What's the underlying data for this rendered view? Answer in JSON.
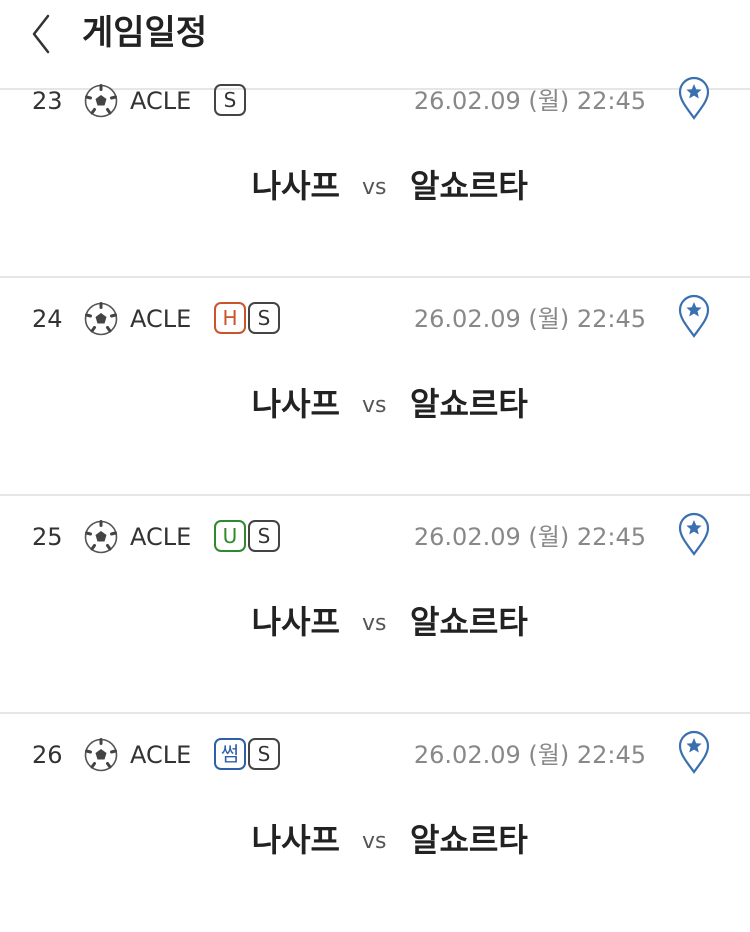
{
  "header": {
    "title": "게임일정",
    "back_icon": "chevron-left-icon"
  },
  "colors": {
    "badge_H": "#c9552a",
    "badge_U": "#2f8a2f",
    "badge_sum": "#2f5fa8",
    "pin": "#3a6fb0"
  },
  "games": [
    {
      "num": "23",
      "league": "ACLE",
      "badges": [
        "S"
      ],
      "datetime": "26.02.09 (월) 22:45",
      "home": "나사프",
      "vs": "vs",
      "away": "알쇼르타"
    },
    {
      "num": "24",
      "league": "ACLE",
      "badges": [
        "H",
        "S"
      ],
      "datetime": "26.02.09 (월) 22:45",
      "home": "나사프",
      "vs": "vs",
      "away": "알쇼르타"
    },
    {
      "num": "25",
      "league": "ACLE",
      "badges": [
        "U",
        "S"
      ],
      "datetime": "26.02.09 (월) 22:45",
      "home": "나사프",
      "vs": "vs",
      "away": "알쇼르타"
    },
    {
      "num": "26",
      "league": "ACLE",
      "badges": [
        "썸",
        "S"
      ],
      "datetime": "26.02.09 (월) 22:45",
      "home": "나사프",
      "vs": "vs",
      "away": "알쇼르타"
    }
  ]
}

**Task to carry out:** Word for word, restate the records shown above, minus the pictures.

**Expected answer:**
What's the underlying data for this rendered view? Answer in JSON.
{
  "header": {
    "title": "게임일정",
    "back_icon": "chevron-left-icon"
  },
  "colors": {
    "badge_H": "#c9552a",
    "badge_U": "#2f8a2f",
    "badge_sum": "#2f5fa8",
    "pin": "#3a6fb0"
  },
  "games": [
    {
      "num": "23",
      "league": "ACLE",
      "badges": [
        "S"
      ],
      "datetime": "26.02.09 (월) 22:45",
      "home": "나사프",
      "vs": "vs",
      "away": "알쇼르타"
    },
    {
      "num": "24",
      "league": "ACLE",
      "badges": [
        "H",
        "S"
      ],
      "datetime": "26.02.09 (월) 22:45",
      "home": "나사프",
      "vs": "vs",
      "away": "알쇼르타"
    },
    {
      "num": "25",
      "league": "ACLE",
      "badges": [
        "U",
        "S"
      ],
      "datetime": "26.02.09 (월) 22:45",
      "home": "나사프",
      "vs": "vs",
      "away": "알쇼르타"
    },
    {
      "num": "26",
      "league": "ACLE",
      "badges": [
        "썸",
        "S"
      ],
      "datetime": "26.02.09 (월) 22:45",
      "home": "나사프",
      "vs": "vs",
      "away": "알쇼르타"
    }
  ]
}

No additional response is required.